## Task goal
These entries are to be set down again exactly.

※ ※ ※

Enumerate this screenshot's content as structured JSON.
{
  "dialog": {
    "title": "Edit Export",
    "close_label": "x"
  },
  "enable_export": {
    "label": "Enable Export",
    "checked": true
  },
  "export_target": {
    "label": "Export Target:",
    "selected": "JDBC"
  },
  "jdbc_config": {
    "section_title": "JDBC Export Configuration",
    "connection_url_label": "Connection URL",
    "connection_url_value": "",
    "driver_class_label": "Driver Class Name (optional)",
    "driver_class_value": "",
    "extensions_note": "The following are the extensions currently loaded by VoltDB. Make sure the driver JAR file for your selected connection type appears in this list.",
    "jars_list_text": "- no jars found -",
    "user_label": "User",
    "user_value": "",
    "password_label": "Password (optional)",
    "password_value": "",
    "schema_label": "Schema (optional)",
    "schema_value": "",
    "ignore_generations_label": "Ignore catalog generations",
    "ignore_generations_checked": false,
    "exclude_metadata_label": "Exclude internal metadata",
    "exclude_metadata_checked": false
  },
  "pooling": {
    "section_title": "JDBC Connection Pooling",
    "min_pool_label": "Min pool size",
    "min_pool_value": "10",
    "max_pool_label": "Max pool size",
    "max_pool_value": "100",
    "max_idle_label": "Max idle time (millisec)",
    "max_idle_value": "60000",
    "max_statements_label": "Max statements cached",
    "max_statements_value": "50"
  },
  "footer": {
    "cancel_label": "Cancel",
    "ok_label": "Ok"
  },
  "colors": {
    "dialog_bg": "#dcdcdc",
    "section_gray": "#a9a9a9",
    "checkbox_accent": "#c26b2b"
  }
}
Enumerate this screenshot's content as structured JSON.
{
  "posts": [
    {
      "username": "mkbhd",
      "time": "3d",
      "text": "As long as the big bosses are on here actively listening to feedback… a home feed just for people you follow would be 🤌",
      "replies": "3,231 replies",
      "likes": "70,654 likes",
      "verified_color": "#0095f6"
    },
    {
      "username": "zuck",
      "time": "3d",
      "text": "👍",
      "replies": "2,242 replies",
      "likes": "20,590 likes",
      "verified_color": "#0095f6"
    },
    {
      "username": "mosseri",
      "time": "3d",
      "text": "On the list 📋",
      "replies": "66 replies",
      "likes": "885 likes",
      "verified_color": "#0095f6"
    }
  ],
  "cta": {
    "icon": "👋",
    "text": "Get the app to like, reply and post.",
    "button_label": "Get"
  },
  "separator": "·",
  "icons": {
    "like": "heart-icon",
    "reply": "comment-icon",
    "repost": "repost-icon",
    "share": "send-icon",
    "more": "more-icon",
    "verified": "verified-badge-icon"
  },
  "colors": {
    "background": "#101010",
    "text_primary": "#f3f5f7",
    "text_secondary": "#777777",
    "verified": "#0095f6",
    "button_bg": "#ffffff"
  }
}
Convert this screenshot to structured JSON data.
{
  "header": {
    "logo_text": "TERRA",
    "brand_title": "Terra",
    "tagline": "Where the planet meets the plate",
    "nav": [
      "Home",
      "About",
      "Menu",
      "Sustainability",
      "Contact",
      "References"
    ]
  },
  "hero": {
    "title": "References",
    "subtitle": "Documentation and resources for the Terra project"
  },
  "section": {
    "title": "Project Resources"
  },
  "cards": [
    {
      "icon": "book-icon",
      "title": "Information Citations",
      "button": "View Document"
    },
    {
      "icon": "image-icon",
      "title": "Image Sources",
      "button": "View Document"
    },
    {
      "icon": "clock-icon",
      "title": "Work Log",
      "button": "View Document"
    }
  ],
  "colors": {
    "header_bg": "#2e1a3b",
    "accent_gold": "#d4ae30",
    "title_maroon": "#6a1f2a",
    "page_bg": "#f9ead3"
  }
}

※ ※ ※

## Written reply
Enumerate this screenshot's content as structured JSON.
{
  "dialog": {
    "title": "Edit Export",
    "close_label": "x"
  },
  "enable_export": {
    "label": "Enable Export",
    "checked": true
  },
  "export_target": {
    "label": "Export Target:",
    "selected": "JDBC"
  },
  "jdbc_config": {
    "section_title": "JDBC Export Configuration",
    "connection_url_label": "Connection URL",
    "connection_url_value": "",
    "driver_class_label": "Driver Class Name (optional)",
    "driver_class_value": "",
    "extensions_note": "The following are the extensions currently loaded by VoltDB. Make sure the driver JAR file for your selected connection type appears in this list.",
    "jars_list_text": "- no jars found -",
    "user_label": "User",
    "user_value": "",
    "password_label": "Password (optional)",
    "password_value": "",
    "schema_label": "Schema (optional)",
    "schema_value": "",
    "ignore_generations_label": "Ignore catalog generations",
    "ignore_generations_checked": false,
    "exclude_metadata_label": "Exclude internal metadata",
    "exclude_metadata_checked": false
  },
  "pooling": {
    "section_title": "JDBC Connection Pooling",
    "min_pool_label": "Min pool size",
    "min_pool_value": "10",
    "max_pool_label": "Max pool size",
    "max_pool_value": "100",
    "max_idle_label": "Max idle time (millisec)",
    "max_idle_value": "60000",
    "max_statements_label": "Max statements cached",
    "max_statements_value": "50"
  },
  "footer": {
    "cancel_label": "Cancel",
    "ok_label": "Ok"
  },
  "colors": {
    "dialog_bg": "#dcdcdc",
    "section_gray": "#a9a9a9",
    "checkbox_accent": "#c26b2b"
  }
}
Enumerate this screenshot's content as structured JSON.
{
  "posts": [
    {
      "username": "mkbhd",
      "time": "3d",
      "text": "As long as the big bosses are on here actively listening to feedback… a home feed just for people you follow would be 🤌",
      "replies": "3,231 replies",
      "likes": "70,654 likes",
      "verified_color": "#0095f6"
    },
    {
      "username": "zuck",
      "time": "3d",
      "text": "👍",
      "replies": "2,242 replies",
      "likes": "20,590 likes",
      "verified_color": "#0095f6"
    },
    {
      "username": "mosseri",
      "time": "3d",
      "text": "On the list 📋",
      "replies": "66 replies",
      "likes": "885 likes",
      "verified_color": "#0095f6"
    }
  ],
  "cta": {
    "icon": "👋",
    "text": "Get the app to like, reply and post.",
    "button_label": "Get"
  },
  "separator": "·",
  "icons": {
    "like": "heart-icon",
    "reply": "comment-icon",
    "repost": "repost-icon",
    "share": "send-icon",
    "more": "more-icon",
    "verified": "verified-badge-icon"
  },
  "colors": {
    "background": "#101010",
    "text_primary": "#f3f5f7",
    "text_secondary": "#777777",
    "verified": "#0095f6",
    "button_bg": "#ffffff"
  }
}
Convert this screenshot to structured JSON data.
{
  "header": {
    "logo_text": "TERRA",
    "brand_title": "Terra",
    "tagline": "Where the planet meets the plate",
    "nav": [
      "Home",
      "About",
      "Menu",
      "Sustainability",
      "Contact",
      "References"
    ]
  },
  "hero": {
    "title": "References",
    "subtitle": "Documentation and resources for the Terra project"
  },
  "section": {
    "title": "Project Resources"
  },
  "cards": [
    {
      "icon": "book-icon",
      "title": "Information Citations",
      "button": "View Document"
    },
    {
      "icon": "image-icon",
      "title": "Image Sources",
      "button": "View Document"
    },
    {
      "icon": "clock-icon",
      "title": "Work Log",
      "button": "View Document"
    }
  ],
  "colors": {
    "header_bg": "#2e1a3b",
    "accent_gold": "#d4ae30",
    "title_maroon": "#6a1f2a",
    "page_bg": "#f9ead3"
  }
}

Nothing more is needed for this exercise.